→ **RECORDS FOR THIS EXERCISE**:
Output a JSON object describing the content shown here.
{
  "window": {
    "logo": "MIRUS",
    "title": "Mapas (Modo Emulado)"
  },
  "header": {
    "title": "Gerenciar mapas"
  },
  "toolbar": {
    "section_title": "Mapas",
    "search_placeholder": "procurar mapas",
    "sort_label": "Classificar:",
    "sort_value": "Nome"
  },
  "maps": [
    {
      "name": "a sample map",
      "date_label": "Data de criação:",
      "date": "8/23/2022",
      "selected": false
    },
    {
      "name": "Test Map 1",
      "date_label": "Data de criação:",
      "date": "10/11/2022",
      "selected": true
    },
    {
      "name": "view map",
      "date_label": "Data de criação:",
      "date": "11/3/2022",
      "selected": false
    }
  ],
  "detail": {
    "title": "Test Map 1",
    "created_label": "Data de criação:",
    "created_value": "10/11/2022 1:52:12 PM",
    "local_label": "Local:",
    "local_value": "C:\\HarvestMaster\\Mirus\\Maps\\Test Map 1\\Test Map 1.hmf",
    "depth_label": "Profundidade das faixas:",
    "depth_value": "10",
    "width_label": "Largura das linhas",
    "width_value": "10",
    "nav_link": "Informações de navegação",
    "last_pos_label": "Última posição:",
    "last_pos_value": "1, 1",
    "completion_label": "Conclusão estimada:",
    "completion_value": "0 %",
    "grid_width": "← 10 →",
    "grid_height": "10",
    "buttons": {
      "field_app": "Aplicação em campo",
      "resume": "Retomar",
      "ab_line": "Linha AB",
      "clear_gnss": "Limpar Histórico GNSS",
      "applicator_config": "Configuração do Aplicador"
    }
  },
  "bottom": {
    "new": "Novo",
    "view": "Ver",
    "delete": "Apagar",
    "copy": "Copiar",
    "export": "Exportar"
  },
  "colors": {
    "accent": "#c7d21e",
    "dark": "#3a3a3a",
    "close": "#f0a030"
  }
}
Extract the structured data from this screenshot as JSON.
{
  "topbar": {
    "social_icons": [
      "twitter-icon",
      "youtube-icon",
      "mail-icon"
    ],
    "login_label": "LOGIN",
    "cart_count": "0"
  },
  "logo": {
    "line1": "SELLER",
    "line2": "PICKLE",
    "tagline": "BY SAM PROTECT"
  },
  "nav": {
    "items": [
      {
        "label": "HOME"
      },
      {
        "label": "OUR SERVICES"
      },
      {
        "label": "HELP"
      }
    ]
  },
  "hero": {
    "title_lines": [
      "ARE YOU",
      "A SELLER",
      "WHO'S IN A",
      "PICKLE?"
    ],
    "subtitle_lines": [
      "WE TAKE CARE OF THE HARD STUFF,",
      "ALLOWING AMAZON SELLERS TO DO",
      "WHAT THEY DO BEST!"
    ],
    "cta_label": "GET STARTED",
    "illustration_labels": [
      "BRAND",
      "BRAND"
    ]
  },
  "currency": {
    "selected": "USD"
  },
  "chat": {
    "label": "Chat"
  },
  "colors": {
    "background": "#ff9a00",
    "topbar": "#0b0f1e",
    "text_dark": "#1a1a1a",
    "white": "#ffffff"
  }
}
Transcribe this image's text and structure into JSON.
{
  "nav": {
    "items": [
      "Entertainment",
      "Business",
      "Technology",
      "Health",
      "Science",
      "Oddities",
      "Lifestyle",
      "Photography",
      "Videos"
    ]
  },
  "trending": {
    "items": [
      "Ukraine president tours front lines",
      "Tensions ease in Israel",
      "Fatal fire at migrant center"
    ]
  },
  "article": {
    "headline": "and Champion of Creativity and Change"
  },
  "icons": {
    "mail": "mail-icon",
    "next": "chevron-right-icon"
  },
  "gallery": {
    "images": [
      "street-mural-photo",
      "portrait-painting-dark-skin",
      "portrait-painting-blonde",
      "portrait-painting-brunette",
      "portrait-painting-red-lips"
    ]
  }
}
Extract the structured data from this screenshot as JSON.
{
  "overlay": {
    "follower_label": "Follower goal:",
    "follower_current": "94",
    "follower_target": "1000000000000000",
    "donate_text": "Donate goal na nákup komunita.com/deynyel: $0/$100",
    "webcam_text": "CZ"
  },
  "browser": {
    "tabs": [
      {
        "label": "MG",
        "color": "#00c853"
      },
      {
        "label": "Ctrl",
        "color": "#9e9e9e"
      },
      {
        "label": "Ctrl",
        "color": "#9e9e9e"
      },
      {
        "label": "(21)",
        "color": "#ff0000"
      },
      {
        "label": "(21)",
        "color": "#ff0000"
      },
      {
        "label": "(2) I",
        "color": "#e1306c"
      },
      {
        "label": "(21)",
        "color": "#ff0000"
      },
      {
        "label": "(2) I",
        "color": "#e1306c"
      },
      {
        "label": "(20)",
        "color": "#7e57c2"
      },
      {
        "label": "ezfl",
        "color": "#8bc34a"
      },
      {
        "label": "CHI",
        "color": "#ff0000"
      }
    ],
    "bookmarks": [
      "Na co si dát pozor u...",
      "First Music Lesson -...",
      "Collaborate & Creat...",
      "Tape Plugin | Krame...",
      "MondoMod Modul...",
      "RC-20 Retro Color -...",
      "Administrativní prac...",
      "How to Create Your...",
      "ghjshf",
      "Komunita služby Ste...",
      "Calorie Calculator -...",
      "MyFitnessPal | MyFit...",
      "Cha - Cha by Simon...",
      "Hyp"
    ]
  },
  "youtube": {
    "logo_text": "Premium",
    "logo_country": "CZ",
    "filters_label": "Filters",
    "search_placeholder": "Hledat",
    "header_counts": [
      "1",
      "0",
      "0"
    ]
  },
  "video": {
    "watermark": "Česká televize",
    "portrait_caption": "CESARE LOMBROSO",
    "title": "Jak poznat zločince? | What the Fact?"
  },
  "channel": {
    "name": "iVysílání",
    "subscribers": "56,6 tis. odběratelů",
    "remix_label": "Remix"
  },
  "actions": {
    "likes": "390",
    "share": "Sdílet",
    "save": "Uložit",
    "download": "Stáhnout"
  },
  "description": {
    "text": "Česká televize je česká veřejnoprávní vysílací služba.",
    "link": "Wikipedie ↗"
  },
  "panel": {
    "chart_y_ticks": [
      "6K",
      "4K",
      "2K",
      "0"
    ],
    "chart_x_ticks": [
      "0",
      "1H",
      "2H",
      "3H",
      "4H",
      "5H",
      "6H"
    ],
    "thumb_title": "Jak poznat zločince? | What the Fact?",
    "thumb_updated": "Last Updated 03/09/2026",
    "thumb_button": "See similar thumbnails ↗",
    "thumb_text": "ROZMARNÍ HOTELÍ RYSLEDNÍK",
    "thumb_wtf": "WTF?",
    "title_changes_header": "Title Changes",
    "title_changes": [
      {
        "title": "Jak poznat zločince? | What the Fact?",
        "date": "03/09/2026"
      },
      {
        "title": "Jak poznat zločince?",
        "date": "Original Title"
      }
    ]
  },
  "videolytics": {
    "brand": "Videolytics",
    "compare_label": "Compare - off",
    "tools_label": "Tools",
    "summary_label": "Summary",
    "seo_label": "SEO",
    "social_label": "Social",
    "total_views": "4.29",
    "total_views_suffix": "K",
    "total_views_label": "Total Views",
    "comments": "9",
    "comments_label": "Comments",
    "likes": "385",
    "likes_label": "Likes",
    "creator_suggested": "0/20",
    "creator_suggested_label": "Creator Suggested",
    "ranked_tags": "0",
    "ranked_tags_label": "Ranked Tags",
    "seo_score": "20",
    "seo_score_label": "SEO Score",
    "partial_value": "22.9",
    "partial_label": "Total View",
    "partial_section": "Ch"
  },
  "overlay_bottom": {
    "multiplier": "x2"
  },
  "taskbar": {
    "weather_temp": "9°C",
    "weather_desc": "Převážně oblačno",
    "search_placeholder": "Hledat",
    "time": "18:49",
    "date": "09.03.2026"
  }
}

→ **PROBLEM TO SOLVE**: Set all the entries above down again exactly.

→ **ANSWER FOR THE TASK**:
Output a JSON object describing the content shown here.
{
  "window": {
    "logo": "MIRUS",
    "title": "Mapas (Modo Emulado)"
  },
  "header": {
    "title": "Gerenciar mapas"
  },
  "toolbar": {
    "section_title": "Mapas",
    "search_placeholder": "procurar mapas",
    "sort_label": "Classificar:",
    "sort_value": "Nome"
  },
  "maps": [
    {
      "name": "a sample map",
      "date_label": "Data de criação:",
      "date": "8/23/2022",
      "selected": false
    },
    {
      "name": "Test Map 1",
      "date_label": "Data de criação:",
      "date": "10/11/2022",
      "selected": true
    },
    {
      "name": "view map",
      "date_label": "Data de criação:",
      "date": "11/3/2022",
      "selected": false
    }
  ],
  "detail": {
    "title": "Test Map 1",
    "created_label": "Data de criação:",
    "created_value": "10/11/2022 1:52:12 PM",
    "local_label": "Local:",
    "local_value": "C:\\HarvestMaster\\Mirus\\Maps\\Test Map 1\\Test Map 1.hmf",
    "depth_label": "Profundidade das faixas:",
    "depth_value": "10",
    "width_label": "Largura das linhas",
    "width_value": "10",
    "nav_link": "Informações de navegação",
    "last_pos_label": "Última posição:",
    "last_pos_value": "1, 1",
    "completion_label": "Conclusão estimada:",
    "completion_value": "0 %",
    "grid_width": "← 10 →",
    "grid_height": "10",
    "buttons": {
      "field_app": "Aplicação em campo",
      "resume": "Retomar",
      "ab_line": "Linha AB",
      "clear_gnss": "Limpar Histórico GNSS",
      "applicator_config": "Configuração do Aplicador"
    }
  },
  "bottom": {
    "new": "Novo",
    "view": "Ver",
    "delete": "Apagar",
    "copy": "Copiar",
    "export": "Exportar"
  },
  "colors": {
    "accent": "#c7d21e",
    "dark": "#3a3a3a",
    "close": "#f0a030"
  }
}
Extract the structured data from this screenshot as JSON.
{
  "topbar": {
    "social_icons": [
      "twitter-icon",
      "youtube-icon",
      "mail-icon"
    ],
    "login_label": "LOGIN",
    "cart_count": "0"
  },
  "logo": {
    "line1": "SELLER",
    "line2": "PICKLE",
    "tagline": "BY SAM PROTECT"
  },
  "nav": {
    "items": [
      {
        "label": "HOME"
      },
      {
        "label": "OUR SERVICES"
      },
      {
        "label": "HELP"
      }
    ]
  },
  "hero": {
    "title_lines": [
      "ARE YOU",
      "A SELLER",
      "WHO'S IN A",
      "PICKLE?"
    ],
    "subtitle_lines": [
      "WE TAKE CARE OF THE HARD STUFF,",
      "ALLOWING AMAZON SELLERS TO DO",
      "WHAT THEY DO BEST!"
    ],
    "cta_label": "GET STARTED",
    "illustration_labels": [
      "BRAND",
      "BRAND"
    ]
  },
  "currency": {
    "selected": "USD"
  },
  "chat": {
    "label": "Chat"
  },
  "colors": {
    "background": "#ff9a00",
    "topbar": "#0b0f1e",
    "text_dark": "#1a1a1a",
    "white": "#ffffff"
  }
}
Transcribe this image's text and structure into JSON.
{
  "nav": {
    "items": [
      "Entertainment",
      "Business",
      "Technology",
      "Health",
      "Science",
      "Oddities",
      "Lifestyle",
      "Photography",
      "Videos"
    ]
  },
  "trending": {
    "items": [
      "Ukraine president tours front lines",
      "Tensions ease in Israel",
      "Fatal fire at migrant center"
    ]
  },
  "article": {
    "headline": "and Champion of Creativity and Change"
  },
  "icons": {
    "mail": "mail-icon",
    "next": "chevron-right-icon"
  },
  "gallery": {
    "images": [
      "street-mural-photo",
      "portrait-painting-dark-skin",
      "portrait-painting-blonde",
      "portrait-painting-brunette",
      "portrait-painting-red-lips"
    ]
  }
}
Extract the structured data from this screenshot as JSON.
{
  "overlay": {
    "follower_label": "Follower goal:",
    "follower_current": "94",
    "follower_target": "1000000000000000",
    "donate_text": "Donate goal na nákup komunita.com/deynyel: $0/$100",
    "webcam_text": "CZ"
  },
  "browser": {
    "tabs": [
      {
        "label": "MG",
        "color": "#00c853"
      },
      {
        "label": "Ctrl",
        "color": "#9e9e9e"
      },
      {
        "label": "Ctrl",
        "color": "#9e9e9e"
      },
      {
        "label": "(21)",
        "color": "#ff0000"
      },
      {
        "label": "(21)",
        "color": "#ff0000"
      },
      {
        "label": "(2) I",
        "color": "#e1306c"
      },
      {
        "label": "(21)",
        "color": "#ff0000"
      },
      {
        "label": "(2) I",
        "color": "#e1306c"
      },
      {
        "label": "(20)",
        "color": "#7e57c2"
      },
      {
        "label": "ezfl",
        "color": "#8bc34a"
      },
      {
        "label": "CHI",
        "color": "#ff0000"
      }
    ],
    "bookmarks": [
      "Na co si dát pozor u...",
      "First Music Lesson -...",
      "Collaborate & Creat...",
      "Tape Plugin | Krame...",
      "MondoMod Modul...",
      "RC-20 Retro Color -...",
      "Administrativní prac...",
      "How to Create Your...",
      "ghjshf",
      "Komunita služby Ste...",
      "Calorie Calculator -...",
      "MyFitnessPal | MyFit...",
      "Cha - Cha by Simon...",
      "Hyp"
    ]
  },
  "youtube": {
    "logo_text": "Premium",
    "logo_country": "CZ",
    "filters_label": "Filters",
    "search_placeholder": "Hledat",
    "header_counts": [
      "1",
      "0",
      "0"
    ]
  },
  "video": {
    "watermark": "Česká televize",
    "portrait_caption": "CESARE LOMBROSO",
    "title": "Jak poznat zločince? | What the Fact?"
  },
  "channel": {
    "name": "iVysílání",
    "subscribers": "56,6 tis. odběratelů",
    "remix_label": "Remix"
  },
  "actions": {
    "likes": "390",
    "share": "Sdílet",
    "save": "Uložit",
    "download": "Stáhnout"
  },
  "description": {
    "text": "Česká televize je česká veřejnoprávní vysílací služba.",
    "link": "Wikipedie ↗"
  },
  "panel": {
    "chart_y_ticks": [
      "6K",
      "4K",
      "2K",
      "0"
    ],
    "chart_x_ticks": [
      "0",
      "1H",
      "2H",
      "3H",
      "4H",
      "5H",
      "6H"
    ],
    "thumb_title": "Jak poznat zločince? | What the Fact?",
    "thumb_updated": "Last Updated 03/09/2026",
    "thumb_button": "See similar thumbnails ↗",
    "thumb_text": "ROZMARNÍ HOTELÍ RYSLEDNÍK",
    "thumb_wtf": "WTF?",
    "title_changes_header": "Title Changes",
    "title_changes": [
      {
        "title": "Jak poznat zločince? | What the Fact?",
        "date": "03/09/2026"
      },
      {
        "title": "Jak poznat zločince?",
        "date": "Original Title"
      }
    ]
  },
  "videolytics": {
    "brand": "Videolytics",
    "compare_label": "Compare - off",
    "tools_label": "Tools",
    "summary_label": "Summary",
    "seo_label": "SEO",
    "social_label": "Social",
    "total_views": "4.29",
    "total_views_suffix": "K",
    "total_views_label": "Total Views",
    "comments": "9",
    "comments_label": "Comments",
    "likes": "385",
    "likes_label": "Likes",
    "creator_suggested": "0/20",
    "creator_suggested_label": "Creator Suggested",
    "ranked_tags": "0",
    "ranked_tags_label": "Ranked Tags",
    "seo_score": "20",
    "seo_score_label": "SEO Score",
    "partial_value": "22.9",
    "partial_label": "Total View",
    "partial_section": "Ch"
  },
  "overlay_bottom": {
    "multiplier": "x2"
  },
  "taskbar": {
    "weather_temp": "9°C",
    "weather_desc": "Převážně oblačno",
    "search_placeholder": "Hledat",
    "time": "18:49",
    "date": "09.03.2026"
  }
}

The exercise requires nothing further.